Wind Power Is Inconsistent

Another downside of small home wind turbines is that they’re inconsistent. The amount of electricity they generate can vary greatly depending on the strength and direction of the wind.

As a result, you may not be able to rely on your turbine to generate electricity consistently. If you need a consistent power source, you may want to consider another option.

Screenshot from a video about the pros of a small wind turbine, looking up at the motor and whirring blades from below
There’s a science to finding the correct wind turbine fo your home. Courtesy of EcoMastery Project.

Getting the Right Small Wind Turbine for Your Home
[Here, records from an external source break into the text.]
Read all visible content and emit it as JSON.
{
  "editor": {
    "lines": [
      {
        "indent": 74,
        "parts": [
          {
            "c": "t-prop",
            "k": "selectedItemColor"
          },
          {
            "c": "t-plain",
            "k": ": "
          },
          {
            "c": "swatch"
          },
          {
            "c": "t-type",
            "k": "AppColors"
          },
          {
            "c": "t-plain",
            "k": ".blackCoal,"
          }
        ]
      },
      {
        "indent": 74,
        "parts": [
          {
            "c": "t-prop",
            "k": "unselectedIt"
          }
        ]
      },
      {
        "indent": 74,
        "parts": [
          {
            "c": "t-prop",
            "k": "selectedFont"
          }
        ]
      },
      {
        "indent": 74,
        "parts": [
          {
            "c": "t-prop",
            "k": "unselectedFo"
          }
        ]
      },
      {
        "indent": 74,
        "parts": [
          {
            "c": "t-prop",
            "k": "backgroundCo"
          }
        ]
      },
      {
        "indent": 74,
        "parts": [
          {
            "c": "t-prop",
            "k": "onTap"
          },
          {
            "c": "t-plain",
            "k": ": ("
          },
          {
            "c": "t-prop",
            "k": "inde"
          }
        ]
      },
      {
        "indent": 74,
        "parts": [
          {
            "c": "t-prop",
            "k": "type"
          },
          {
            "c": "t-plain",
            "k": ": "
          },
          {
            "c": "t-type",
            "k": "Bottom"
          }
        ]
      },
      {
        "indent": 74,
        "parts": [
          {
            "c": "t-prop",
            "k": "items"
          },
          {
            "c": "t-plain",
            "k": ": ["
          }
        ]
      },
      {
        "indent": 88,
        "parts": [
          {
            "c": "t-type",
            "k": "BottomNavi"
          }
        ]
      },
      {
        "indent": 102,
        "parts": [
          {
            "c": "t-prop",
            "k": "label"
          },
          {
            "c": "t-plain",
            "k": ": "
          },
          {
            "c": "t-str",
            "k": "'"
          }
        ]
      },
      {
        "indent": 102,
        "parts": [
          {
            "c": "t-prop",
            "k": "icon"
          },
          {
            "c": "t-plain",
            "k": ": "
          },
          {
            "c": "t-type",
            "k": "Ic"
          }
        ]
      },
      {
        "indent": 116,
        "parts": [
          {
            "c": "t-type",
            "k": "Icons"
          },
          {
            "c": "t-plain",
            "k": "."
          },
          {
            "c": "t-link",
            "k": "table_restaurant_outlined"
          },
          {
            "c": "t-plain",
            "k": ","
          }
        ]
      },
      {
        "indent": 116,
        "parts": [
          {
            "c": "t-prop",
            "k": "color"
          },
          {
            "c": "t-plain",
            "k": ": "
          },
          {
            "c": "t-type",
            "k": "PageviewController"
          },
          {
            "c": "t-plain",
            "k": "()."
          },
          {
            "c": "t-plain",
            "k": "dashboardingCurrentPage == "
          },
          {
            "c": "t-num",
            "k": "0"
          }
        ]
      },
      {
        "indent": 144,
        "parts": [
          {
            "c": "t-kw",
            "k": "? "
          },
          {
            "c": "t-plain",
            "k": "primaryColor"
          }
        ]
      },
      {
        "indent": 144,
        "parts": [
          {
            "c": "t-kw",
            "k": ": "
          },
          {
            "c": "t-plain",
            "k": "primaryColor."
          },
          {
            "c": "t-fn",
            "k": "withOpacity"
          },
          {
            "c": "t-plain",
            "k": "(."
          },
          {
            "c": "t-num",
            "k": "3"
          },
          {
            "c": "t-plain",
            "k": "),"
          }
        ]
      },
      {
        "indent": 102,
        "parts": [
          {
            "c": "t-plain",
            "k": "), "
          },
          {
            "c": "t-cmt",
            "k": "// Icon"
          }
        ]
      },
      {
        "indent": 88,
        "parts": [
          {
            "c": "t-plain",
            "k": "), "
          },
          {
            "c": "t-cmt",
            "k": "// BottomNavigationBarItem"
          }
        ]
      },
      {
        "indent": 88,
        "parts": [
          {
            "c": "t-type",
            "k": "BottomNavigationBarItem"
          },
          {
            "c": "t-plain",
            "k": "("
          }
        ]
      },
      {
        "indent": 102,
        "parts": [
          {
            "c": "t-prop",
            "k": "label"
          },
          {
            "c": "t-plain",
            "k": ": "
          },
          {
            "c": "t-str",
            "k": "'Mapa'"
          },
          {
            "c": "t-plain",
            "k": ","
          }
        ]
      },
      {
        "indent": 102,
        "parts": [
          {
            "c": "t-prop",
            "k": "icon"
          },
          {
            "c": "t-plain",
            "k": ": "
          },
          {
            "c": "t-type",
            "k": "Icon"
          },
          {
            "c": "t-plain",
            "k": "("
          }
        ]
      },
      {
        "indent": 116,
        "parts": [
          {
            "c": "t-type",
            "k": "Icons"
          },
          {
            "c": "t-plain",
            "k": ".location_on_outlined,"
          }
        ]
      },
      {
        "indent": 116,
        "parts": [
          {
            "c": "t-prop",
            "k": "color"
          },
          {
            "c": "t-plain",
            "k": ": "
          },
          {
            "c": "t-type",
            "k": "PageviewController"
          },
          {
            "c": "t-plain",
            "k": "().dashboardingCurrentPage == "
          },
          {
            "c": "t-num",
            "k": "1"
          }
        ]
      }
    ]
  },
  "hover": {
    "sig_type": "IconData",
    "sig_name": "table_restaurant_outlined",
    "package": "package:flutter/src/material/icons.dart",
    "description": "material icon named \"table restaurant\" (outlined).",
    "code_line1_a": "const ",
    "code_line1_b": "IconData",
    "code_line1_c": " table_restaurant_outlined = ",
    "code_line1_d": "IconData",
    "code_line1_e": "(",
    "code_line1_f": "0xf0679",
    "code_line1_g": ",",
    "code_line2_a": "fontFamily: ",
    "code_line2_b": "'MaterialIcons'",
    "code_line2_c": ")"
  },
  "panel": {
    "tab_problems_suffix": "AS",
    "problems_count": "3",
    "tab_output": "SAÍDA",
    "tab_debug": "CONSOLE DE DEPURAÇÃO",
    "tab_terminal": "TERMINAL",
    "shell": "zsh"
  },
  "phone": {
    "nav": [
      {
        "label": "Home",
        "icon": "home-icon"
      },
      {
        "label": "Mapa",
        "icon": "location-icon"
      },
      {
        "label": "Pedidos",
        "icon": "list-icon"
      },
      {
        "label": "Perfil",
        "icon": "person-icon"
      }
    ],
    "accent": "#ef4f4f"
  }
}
Like anything else on the market, there are different types and sizes of small wind turbines for residential homes. Therefore, getting the right one for your needs can be challenging, especially if it’s your first time.

Unfortunately, some unscrupulous sellers can exploit your lack of knowledge to sell you a product that won’t meet your needs. Luckily, I’m here to inform you.

The first step in buying the right small wind turbine is considering your electricity needs. This boils down to figuring out where you want to use the turbine.

Evaluating your past electricity bills is a rule of thumb for determining your electricity needs. This will give you a rough idea of your power usage. You can use this information to get the right size of small wind turbine for your home.

According to the Department of Energy, it’s common to find small wind turbines on the market with an output of between 400 watts to 20 kilowatts. This is more than enough power for a typical home because most homes use approximately 877 kilowatt-hours monthly.

You can go for a microturbine (between 20 and 500 watts) output for less-intensive activities like charging batteries for recreational cars.

However, if you want a small turbine that generates enough electricity for activities like pumping water and operating your machines and appliances, go for an output between one and ten kilowatts.

Finally, consult your dealer, manufacturer, or installer for the expected annual energy output before investing your hard-earned money in any small wind turbine.

You should also know the maximum wind power and speeds for which the turbine is designed to operate. This way, you’ll be sure of getting an option that meets your needs.

Should You Buy a Small Wind Turbine for Your Home?

You should buy a small wind turbine if you want a cheap power source that’s eco-friendly and easy to maintain. However, if you need more power and don’t mind the extra maintenance costs, go with a bigger turbine.

In a nutshell, when choosing between a small and a large home wind turbine, it comes down to your needs and preferences. Consider your power needs, budget, and the wind conditions in your area to make the best decision.

If you need an eco-friendly solution to your power needs, try the ECO-WORTHY 600W Solar Wind Power Complete System.

It features two 100W monocrystalline solar panels, a 400W wind turbine, and a 1000W off-grid inverter. The system is designed for homes, RVs, boats, cabins, and rural areas. It can generate up to 600W and has everything you need for complete installation.

Final Thoughts

Now that you know the potential benefits and downsides of small home wind turbines, you can decide if one’s the right option. Remember, a small turbine might not be the best option if you’re looking to generate a significant amount of electricity.

However, a small turbine could be a good choice if you’re looking for a sustainable and clean energy source. If you’re still unsure, talk to a renewable energy expert. They can help you assess your needs and find the best solution for you.

We know ow important it is to choose the appropriate wind turbine for your home. For a more in-depth tutorial on computing the amount of power your home needs, you may read, Will A Small Wind Turbine Power Your Home? (How To Calculate).

After you’re done with that, you can also compare Small Wind Turbine Size By Power Rating!


Leave a Reply

Your email address will not be published. Required fields are marked *